Solomon, a master weaver at Muya Ethiopia in Addis Ababa. Photo by Cathleen Falsani/Sojourners.

When I think of weavers, what comes to my mind are the ladies in the back of the knitting store in my Southern California hometown, the ones who hang out on weekend afternoons with their handlooms – weaving cloth shawls, blankets, or the occasional modern tapestry.

Here, weaving is, by and large, a pastime. Some would call it an art form. The ladies in the back of the knitting shop are craft weavers. We might consider them "artisans" and laud them for mastering the truly ancient craft.

In the West, machines do most of the commercial weaving, not people. In Ethiopia, and elsewhere in the developing world, handloom weaving is most often an occupation for men and one that isn't usually heralded for its artistry. Weaving isn’t a prestigious job and, by and large, those who weave are the working poor.

Working in Poverty

Employee rights activists Mary Kay Henry and Christine L. Owens write for CNN:

Tuesday marked the third anniversary of the last increase in the federal minimum wage. For the last three years, while the prices of gas and milk have risen steadily and the richest 1% have enjoyed huge tax breaks, the federal minimum wage has remained frozen at $7.25 an hour, which amounts to just $15,080 a year -- as long as you get paid for any time you take off. That's more than $7,000 below the federal poverty line for a family of four. As a result, the purchasing power of the minimum wage has slowly eroded -- in just three years, its real value has sunk to $6.77 per hour, a nearly 50-cent drop.
The Bush tax cuts, which are simply the perquisite of the moment for the 1%, allow for the richest to prosper at the expense of middle-class and low-income workers. While CEOs make millions and their corporations make billions as part of a so-called economic recovery, the majority of Americans are struggling to make ends meet. This struggle is exacerbated by the low federal minimum wage. As middle-class jobs are increasingly replaced by low-wage work, however, this is the economic reality for a growing number of Americans.
Read more of their op-ed here

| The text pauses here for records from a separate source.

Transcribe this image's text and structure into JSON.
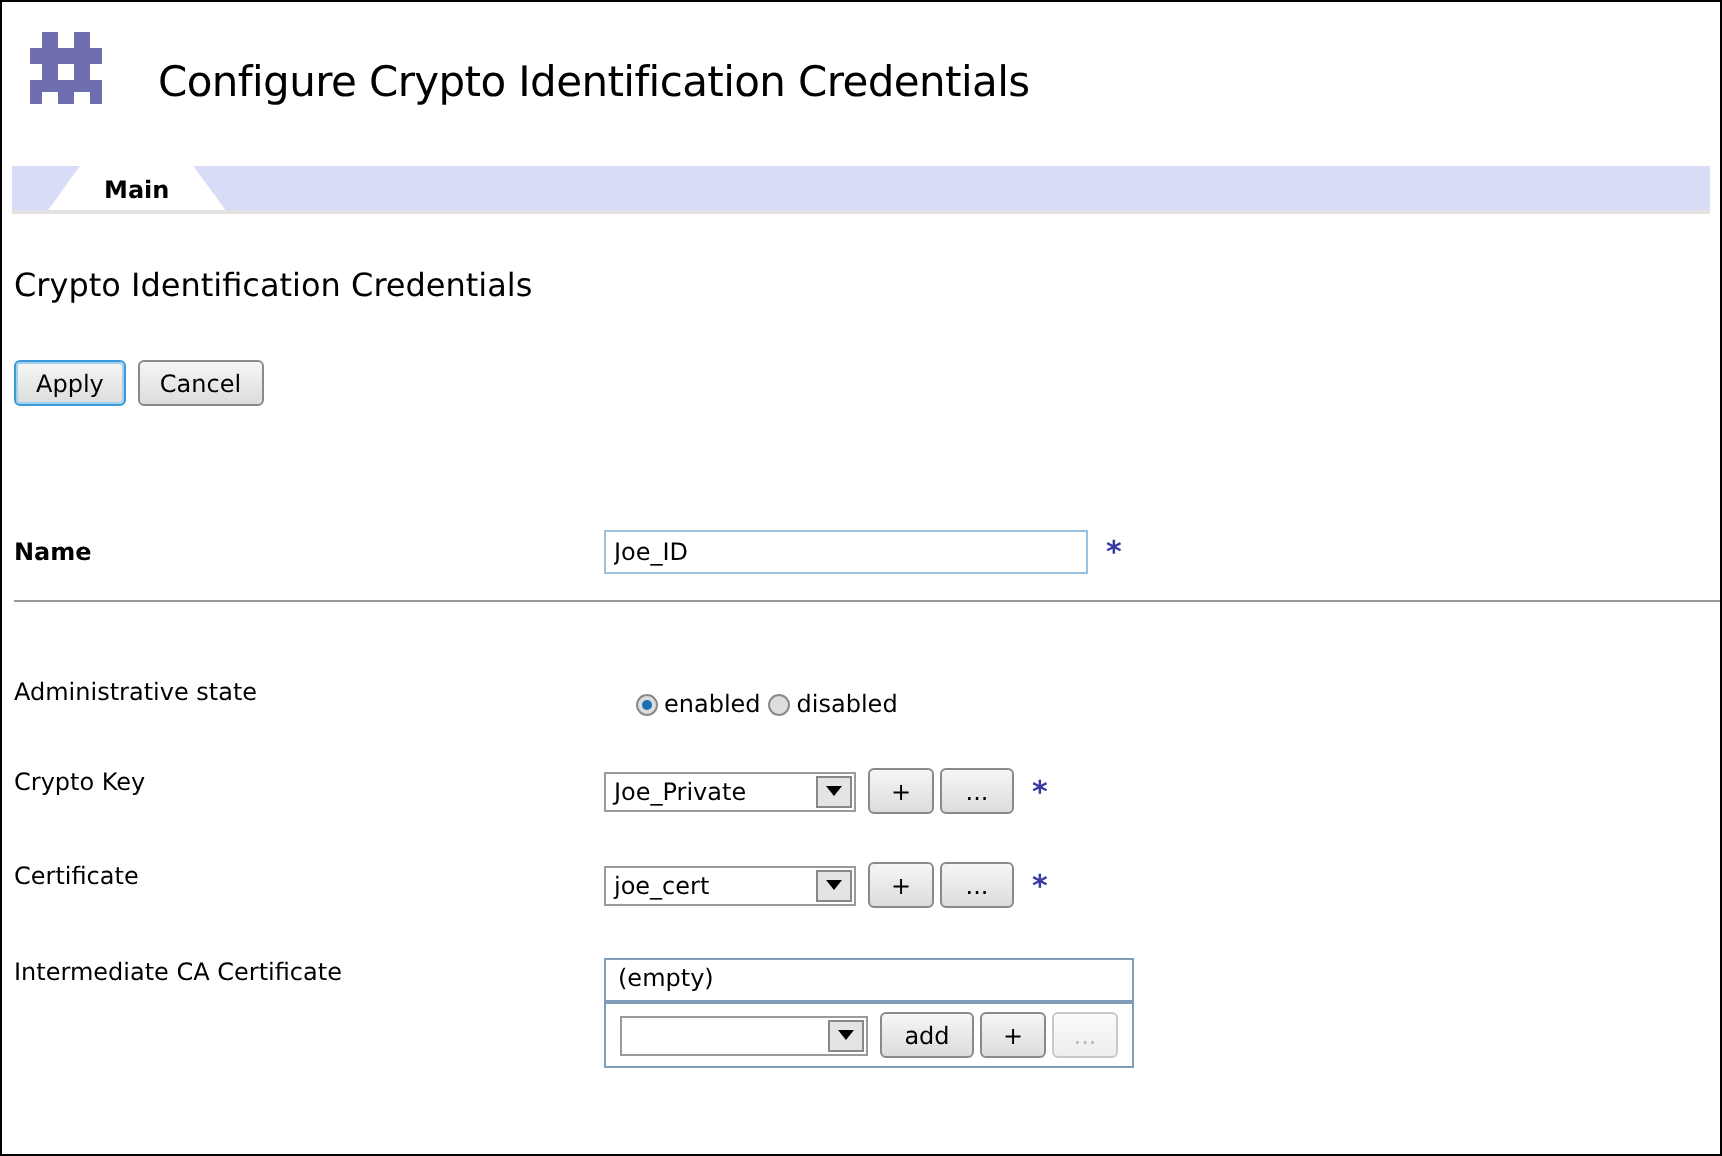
{
  "window": {
    "title": "Configure Crypto Identification Credentials"
  },
  "tabs": [
    {
      "label": "Main",
      "selected": true
    }
  ],
  "section_title": "Crypto Identification Credentials",
  "buttons": [
    {
      "label": "Apply",
      "focused": true
    },
    {
      "label": "Cancel",
      "focused": false
    }
  ],
  "fields": [
    {
      "kind": "text",
      "label": "Name",
      "bold": true,
      "value": "Joe_ID",
      "required_mark": "*"
    },
    {
      "kind": "radio",
      "label": "Administrative state",
      "bold": false,
      "options": [
        {
          "label": "enabled",
          "selected": true
        },
        {
          "label": "disabled",
          "selected": false
        }
      ]
    },
    {
      "kind": "select",
      "label": "Crypto Key",
      "bold": false,
      "value": "Joe_Private",
      "buttons": [
        {
          "label": "+",
          "disabled": false
        },
        {
          "label": "...",
          "disabled": false
        }
      ],
      "required_mark": "*"
    },
    {
      "kind": "select",
      "label": "Certificate",
      "bold": false,
      "value": "joe_cert",
      "buttons": [
        {
          "label": "+",
          "disabled": false
        },
        {
          "label": "...",
          "disabled": false
        }
      ],
      "required_mark": "*"
    },
    {
      "kind": "list",
      "label": "Intermediate CA Certificate",
      "bold": false,
      "items": [
        "(empty)"
      ],
      "buttons": [
        {
          "label": "add",
          "disabled": false
        },
        {
          "label": "+",
          "disabled": false
        },
        {
          "label": "...",
          "disabled": true
        }
      ]
    }
  ]
}
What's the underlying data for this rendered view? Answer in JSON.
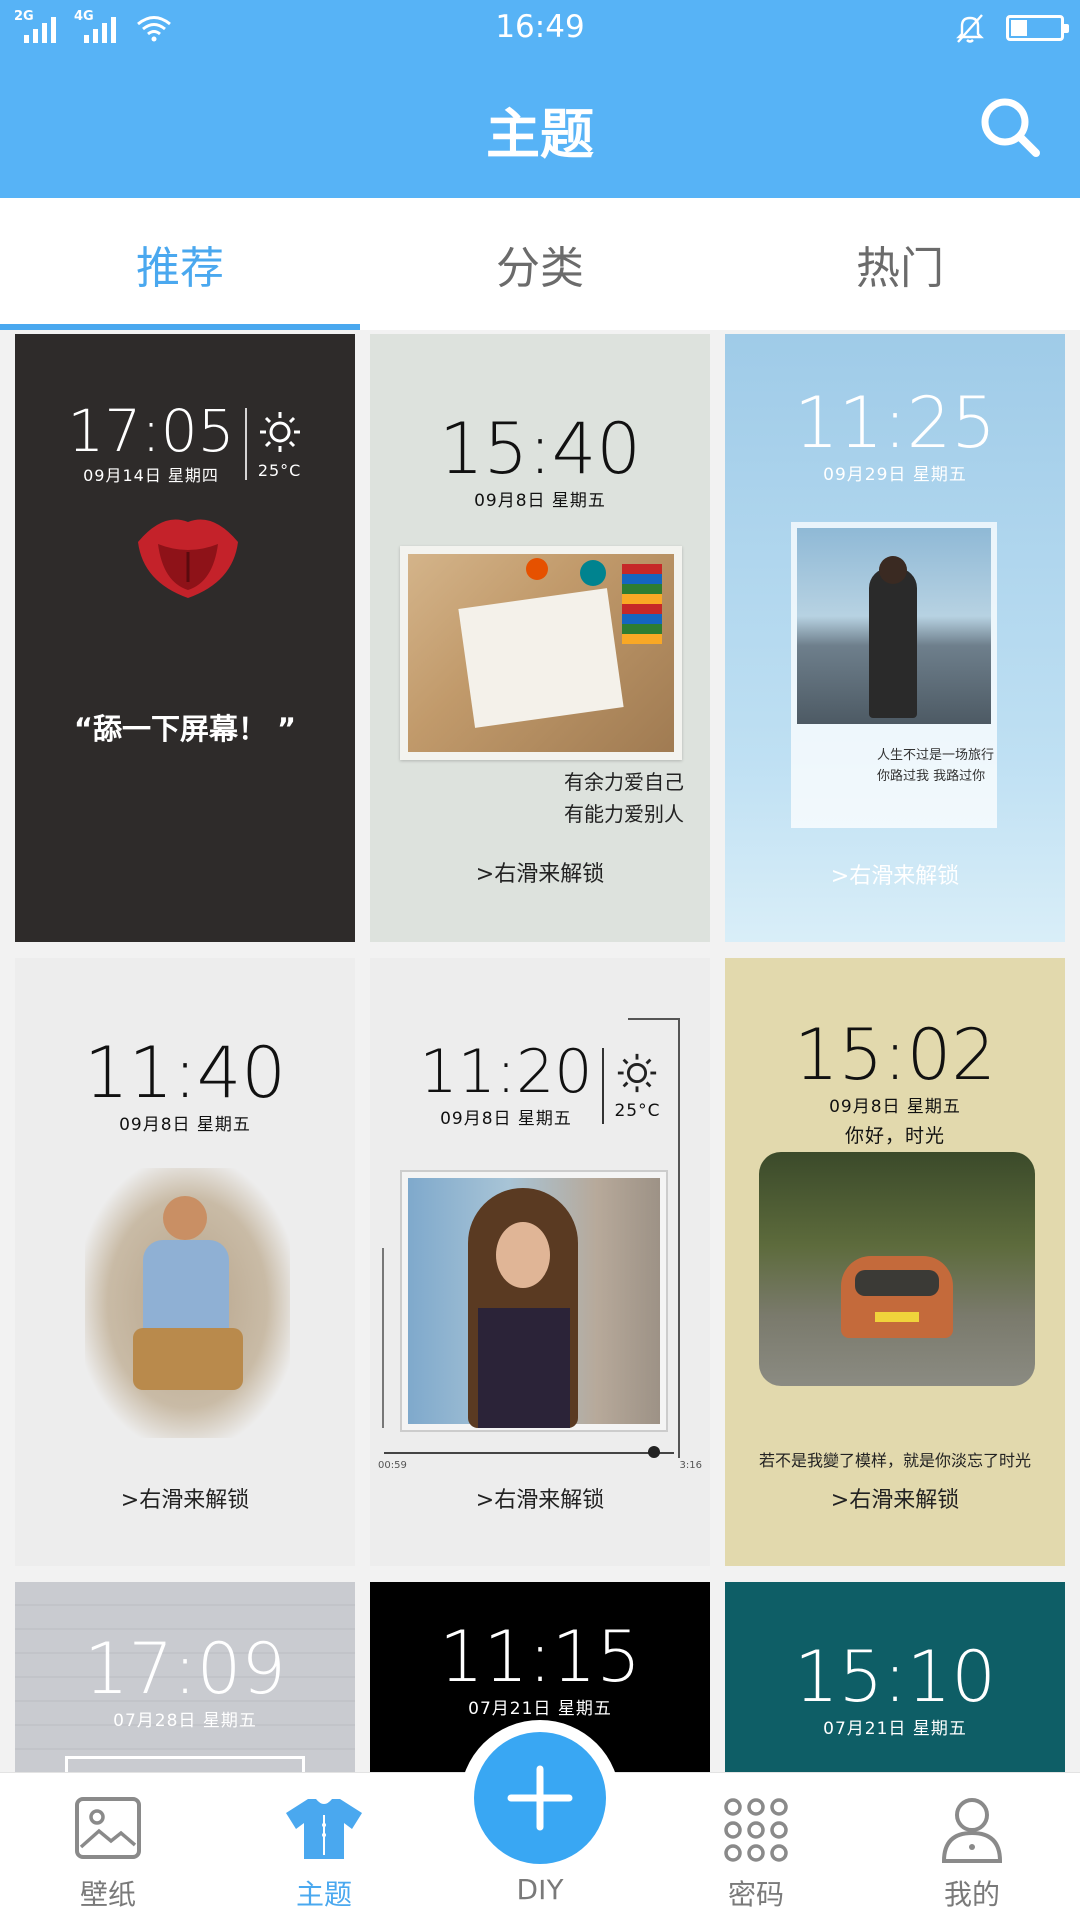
{
  "status_bar": {
    "sig1": "2G",
    "sig2": "4G",
    "time": "16:49"
  },
  "header": {
    "title": "主题"
  },
  "tabs": [
    {
      "label": "推荐",
      "active": true
    },
    {
      "label": "分类",
      "active": false
    },
    {
      "label": "热门",
      "active": false
    }
  ],
  "themes": [
    {
      "time": "17:05",
      "date": "09月14日  星期四",
      "weather": "25°C",
      "caption": "“舔一下屏幕！ ”"
    },
    {
      "time": "15:40",
      "date": "09月8日  星期五",
      "quote_line1": "有余力爱自己",
      "quote_line2": "有能力爱别人",
      "unlock": ">右滑来解锁"
    },
    {
      "time": "11:25",
      "date": "09月29日  星期五",
      "quote_line1": "人生不过是一场旅行",
      "quote_line2": "你路过我 我路过你",
      "unlock": ">右滑来解锁"
    },
    {
      "time": "11:40",
      "date": "09月8日  星期五",
      "unlock": ">右滑来解锁"
    },
    {
      "time": "11:20",
      "date": "09月8日  星期五",
      "weather": "25°C",
      "track_start": "00:59",
      "track_end": "3:16",
      "unlock": ">右滑来解锁"
    },
    {
      "time": "15:02",
      "date": "09月8日  星期五",
      "greeting": "你好，时光",
      "quote_line1": "若不是我變了模样，就是你淡忘了时光",
      "unlock": ">右滑来解锁"
    },
    {
      "time": "17:09",
      "date": "07月28日  星期五"
    },
    {
      "time": "11:15",
      "date": "07月21日  星期五"
    },
    {
      "time": "15:10",
      "date": "07月21日  星期五"
    }
  ],
  "bottom_nav": {
    "wallpaper": "壁纸",
    "theme": "主题",
    "diy": "DIY",
    "password": "密码",
    "mine": "我的"
  },
  "colors": {
    "accent": "#57b3f6",
    "active": "#4aa8ef"
  }
}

Time to Raise Minimum Wage?

Over at The Atlantic, Jordan Weissmann asks whether it is time to raise the minimum wage:

One of the harshest realities of America's slow economic recovery -- and there are many -- is the fact in spite of modest job growth, pay for workers is falling. Year over year, average inflation adjusted wages have dropped by 0.6 percent for all private sector employees. They're down a full 1 percent for non-supervisors -- your retail salespeople, your shop floor factory workers, your cashiers. In other words, even as the overall employment picture has improved in fits and starts, the working poor are getting poorer. 
Read the full article here